From a teacher’s point of view I find the ability to fast extraordinary. The nafs is like a teenager/child. Where it knows it has options, it’ll test the boundaries and ask for more than it deserves. However when the boundaries are clear from the outset of the day and one has made the firm resolve NOT to eat until sunset, the nafs grows quiet and barely a squeak of defiance is ever heard!
Three hours later and still no pangs, Alhamdulillah. I got a slight headache after hours of study on a Seekers Guidance course, email checking and internet research. The research was worth it though: found out about The Fast Diet which contains much of the inspiration that got me started.
Now, after a brief rest, am pretty energized whilst tutoring the first of two lessons. Only two problems I’ve encountered so far: tendency to do excessive or useless internet jobs, and a longing for Maghrib time to come!
Last lesson done. Slight headache. Will rest for 20 mins before Tai Chi class at 7:30.
OK, Tai Chi was agony on my legs for some reason (found out later that this was due to my incorrect posture in one of the positions!) But Maghrib came upon me far from passing out due to hunger.
Conquering Mount Sawm…From the Outside
So if I could climb and conquer Mount Sawm outside Ramadan, anyone can. I’ll leave you with a few top tips that helped me get there:
- Have a strong intention for Allah.
- Consume a hearty, nutritious (I did have porridge remember!) suhur
- Read inspiring literature about benefits of the fast: if you’re not up to date with the two world famous and highly popular diets that lead incredible scientific support to the Sunna fasting system, then do read The Fast Diet by Mosley and Eat.Stop.Eat by Pilon
- Keep really busy. I’m sure you noticed my day was quite packed with different activities including work, study and fitness.

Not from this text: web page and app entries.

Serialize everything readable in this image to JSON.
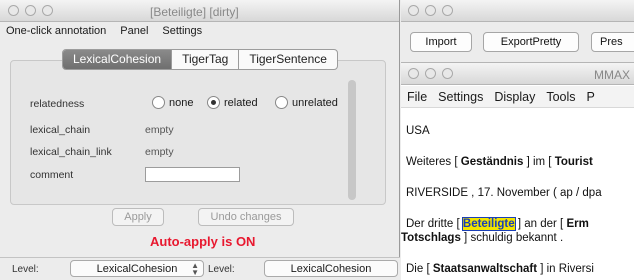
{
  "left_window": {
    "title": "[Beteiligte] [dirty]",
    "menu": [
      "One-click annotation",
      "Panel",
      "Settings"
    ],
    "tabs": [
      "LexicalCohesion",
      "TigerTag",
      "TigerSentence"
    ],
    "active_tab": "LexicalCohesion",
    "fields": {
      "relatedness_label": "relatedness",
      "relatedness_options": [
        "none",
        "related",
        "unrelated"
      ],
      "relatedness_selected": "related",
      "lexical_chain_label": "lexical_chain",
      "lexical_chain_value": "empty",
      "lexical_chain_link_label": "lexical_chain_link",
      "lexical_chain_link_value": "empty",
      "comment_label": "comment",
      "comment_value": ""
    },
    "apply_label": "Apply",
    "undo_label": "Undo changes",
    "auto_apply_text": "Auto-apply is ON",
    "level_label": "Level:",
    "level_value": "LexicalCohesion",
    "level_label2": "Level:",
    "level_value2": "LexicalCohesion"
  },
  "right_top_window": {
    "buttons": [
      "Import",
      "ExportPretty",
      "Pres"
    ]
  },
  "right_main_window": {
    "title": "MMAX",
    "menu": [
      "File",
      "Settings",
      "Display",
      "Tools",
      "P"
    ],
    "lines": {
      "l1": "USA",
      "l2a": "Weiteres [ ",
      "l2b": "Geständnis",
      "l2c": " ] im [ ",
      "l2d": "Tourist",
      "l3": "RIVERSIDE , 17. November ( ap / dpa",
      "l4a": "Der dritte [ ",
      "l4b": "Beteiligte",
      "l4c": " ] an der [ ",
      "l4d": "Erm",
      "l5a": "Totschlags",
      "l5b": " ] schuldig bekannt .",
      "l6a": "Die [ ",
      "l6b": "Staatsanwaltschaft",
      "l6c": " ] in Riversi"
    }
  },
  "colors": {
    "highlight": "#f2e500",
    "auto_apply": "#e8182f",
    "active_tab": "#777777"
  }
}
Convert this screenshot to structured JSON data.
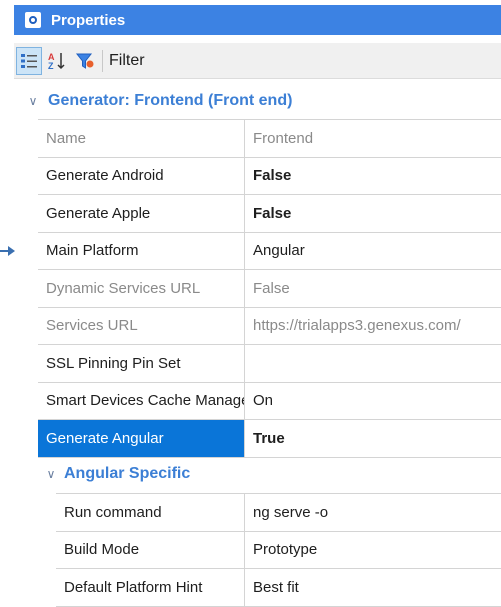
{
  "panel": {
    "title": "Properties",
    "icon": "properties-icon"
  },
  "toolbar": {
    "filter_label": "Filter",
    "buttons": [
      "categorized-view-icon",
      "sort-alphabetical-icon",
      "filter-funnel-icon"
    ]
  },
  "group": {
    "title": "Generator: Frontend (Front end)"
  },
  "rows": [
    {
      "name": "Name",
      "value": "Frontend"
    },
    {
      "name": "Generate Android",
      "value": "False"
    },
    {
      "name": "Generate Apple",
      "value": "False"
    },
    {
      "name": "Main Platform",
      "value": "Angular"
    },
    {
      "name": "Dynamic Services URL",
      "value": "False"
    },
    {
      "name": "Services URL",
      "value": "https://trialapps3.genexus.com/"
    },
    {
      "name": "SSL Pinning Pin Set",
      "value": ""
    },
    {
      "name": "Smart Devices Cache Management",
      "value": "On"
    },
    {
      "name": "Generate Angular",
      "value": "True"
    }
  ],
  "subgroup": {
    "title": "Angular Specific"
  },
  "subrows": [
    {
      "name": "Run command",
      "value": "ng serve -o"
    },
    {
      "name": "Build Mode",
      "value": "Prototype"
    },
    {
      "name": "Default Platform Hint",
      "value": "Best fit"
    }
  ],
  "colors": {
    "title_bar": "#3c82e3",
    "selection": "#0a75d8",
    "group_text": "#3c7fd5"
  }
}
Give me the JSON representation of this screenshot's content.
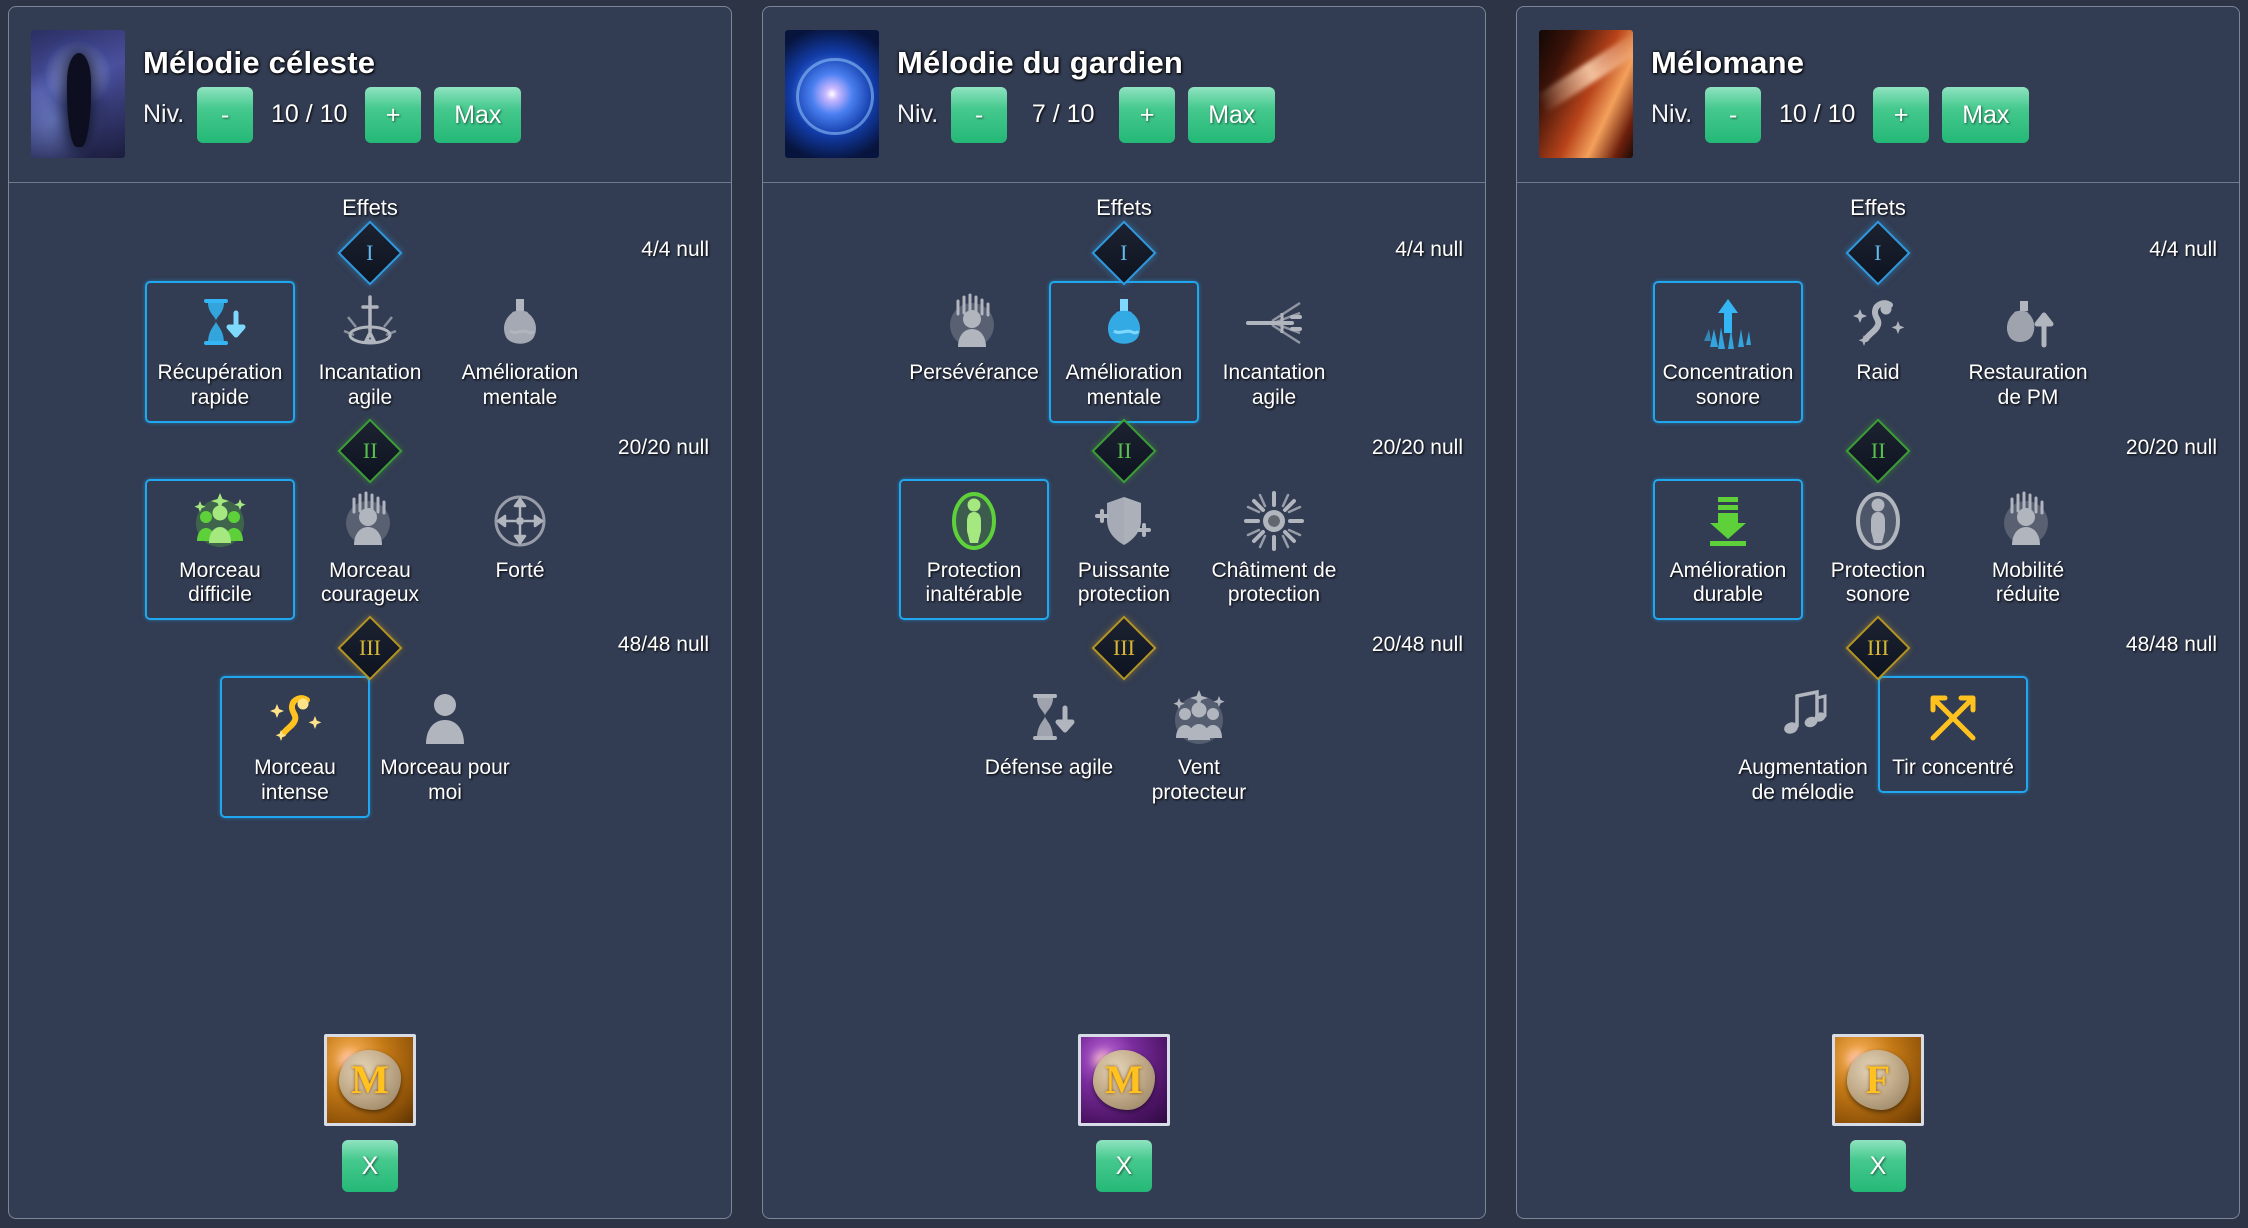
{
  "buttons": {
    "minus_label": "-",
    "plus_label": "+",
    "max_label": "Max",
    "remove_label": "X",
    "level_prefix": "Niv."
  },
  "section_label": "Effets",
  "tiers": {
    "one": "I",
    "two": "II",
    "three": "III"
  },
  "cards": [
    {
      "title": "Mélodie céleste",
      "portrait_icon": "celestial-melody-portrait",
      "level": "10 / 10",
      "effects_label": "Effets",
      "rune": {
        "glyph": "M",
        "style": "amber",
        "name": "rune-madr"
      },
      "tiers": [
        {
          "numeral": "I",
          "count": "4/4 null",
          "items": [
            {
              "label": "Récupération rapide",
              "icon": "hourglass-down-icon",
              "selected": true,
              "tone": "blue"
            },
            {
              "label": "Incantation agile",
              "icon": "sword-ring-icon",
              "selected": false,
              "tone": "grey"
            },
            {
              "label": "Amélioration mentale",
              "icon": "potion-icon",
              "selected": false,
              "tone": "grey"
            }
          ]
        },
        {
          "numeral": "II",
          "count": "20/20 null",
          "items": [
            {
              "label": "Morceau difficile",
              "icon": "group-sparkle-icon",
              "selected": true,
              "tone": "green"
            },
            {
              "label": "Morceau courageux",
              "icon": "head-rays-icon",
              "selected": false,
              "tone": "grey"
            },
            {
              "label": "Forté",
              "icon": "four-arrows-icon",
              "selected": false,
              "tone": "grey"
            }
          ]
        },
        {
          "numeral": "III",
          "count": "48/48 null",
          "items": [
            {
              "label": "Morceau intense",
              "icon": "magic-wand-icon",
              "selected": true,
              "tone": "gold"
            },
            {
              "label": "Morceau pour moi",
              "icon": "person-icon",
              "selected": false,
              "tone": "grey"
            }
          ]
        }
      ]
    },
    {
      "title": "Mélodie du gardien",
      "portrait_icon": "guardian-melody-portrait",
      "level": "7 / 10",
      "effects_label": "Effets",
      "rune": {
        "glyph": "M",
        "style": "purple",
        "name": "rune-madr"
      },
      "tiers": [
        {
          "numeral": "I",
          "count": "4/4 null",
          "items": [
            {
              "label": "Persévérance",
              "icon": "head-rays-icon",
              "selected": false,
              "tone": "grey"
            },
            {
              "label": "Amélioration mentale",
              "icon": "potion-icon",
              "selected": true,
              "tone": "blue"
            },
            {
              "label": "Incantation agile",
              "icon": "sword-rays-icon",
              "selected": false,
              "tone": "grey"
            }
          ]
        },
        {
          "numeral": "II",
          "count": "20/20 null",
          "items": [
            {
              "label": "Protection inaltérable",
              "icon": "person-aura-icon",
              "selected": true,
              "tone": "green"
            },
            {
              "label": "Puissante protection",
              "icon": "shield-plus-icon",
              "selected": false,
              "tone": "grey"
            },
            {
              "label": "Châtiment de protection",
              "icon": "sun-burst-icon",
              "selected": false,
              "tone": "grey"
            }
          ]
        },
        {
          "numeral": "III",
          "count": "20/48 null",
          "items": [
            {
              "label": "Défense agile",
              "icon": "hourglass-down-icon",
              "selected": false,
              "tone": "grey"
            },
            {
              "label": "Vent protecteur",
              "icon": "group-sparkle-icon",
              "selected": false,
              "tone": "grey"
            }
          ]
        }
      ]
    },
    {
      "title": "Mélomane",
      "portrait_icon": "melomane-portrait",
      "level": "10 / 10",
      "effects_label": "Effets",
      "rune": {
        "glyph": "F",
        "style": "amber",
        "name": "rune-fehu"
      },
      "tiers": [
        {
          "numeral": "I",
          "count": "4/4 null",
          "items": [
            {
              "label": "Concentration sonore",
              "icon": "arrow-up-burst-icon",
              "selected": true,
              "tone": "blue"
            },
            {
              "label": "Raid",
              "icon": "magic-wand-icon",
              "selected": false,
              "tone": "grey"
            },
            {
              "label": "Restauration de PM",
              "icon": "potion-up-icon",
              "selected": false,
              "tone": "grey"
            }
          ]
        },
        {
          "numeral": "II",
          "count": "20/20 null",
          "items": [
            {
              "label": "Amélioration durable",
              "icon": "arrow-down-icon",
              "selected": true,
              "tone": "green"
            },
            {
              "label": "Protection sonore",
              "icon": "person-aura-icon",
              "selected": false,
              "tone": "grey"
            },
            {
              "label": "Mobilité réduite",
              "icon": "head-rays-icon",
              "selected": false,
              "tone": "grey"
            }
          ]
        },
        {
          "numeral": "III",
          "count": "48/48 null",
          "items": [
            {
              "label": "Augmentation de mélodie",
              "icon": "music-notes-icon",
              "selected": false,
              "tone": "grey"
            },
            {
              "label": "Tir concentré",
              "icon": "bow-arrow-icon",
              "selected": true,
              "tone": "gold"
            }
          ]
        }
      ]
    }
  ],
  "colors": {
    "page_bg": "#2c3446",
    "card_bg": "#323c52",
    "card_border": "#7b8699",
    "accent_green": "#24b877",
    "select_blue": "#1fa7f0",
    "tier1": "#2f9ae0",
    "tier2": "#3c9e34",
    "tier3": "#b59420"
  }
}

- Ponder that if millions of other Muslims around the world can do it, so can you. Mothers do this to get over the fear of childbirth. Fasting is not nearly as painful. If you need motivation outside Ramadan, when you are struggling to fast when most people aren’t, then there are a few things to consider: a) Your worship is especially likely to be more sincere. Keep your fast secret (as is recommended with all voluntary acts) and enjoy the special connection you have with Allah, knowing that you are fasting sincerely for His pleasure alone; b) The health benefits you learn from acting upon point 3 above is enough to inspire anyone to take up fasting weekly. Non-Muslims throughout the UK are ‘fasting’ Monday and Thursday due to the proven long-term benefits to health. As Muslims we have even more motivation; c) Although, not everyone is fasting, you can be sure that the ‘ulema of Taqwa, awliya and saliheen all fast regularly. It’s certainly comforting to know you are united with them in following the Sunnah of regular voluntary fasting.
- Allow yourself a Sunna qaylula (afternoon nap) after Zuhr; in long summer days this means you can get through plenty of work before your nap. Many nap straight after work. When you wake, it’s just the final lap with the finish line in sight.
- Enjoy and take advantage of the fact that you can be so much more productive on a fast day.
The Thought is Scarier Than the Experience
As we’ve all experienced, the thought of fasting – of not having one’s regular meals, of skipping one’s normal snacks – is actually a lot more frightening than the fast itself. Ironically, this is like productivity generally: the anticipation of how difficult it will be to achieve important goals is normally much worse than the actual experience.
And so the upshot is also the same: stop worrying; just do it! Ramadan Mubarak to all reading this and I’d be so grateful if you could remember me in your duas when you break your fasts.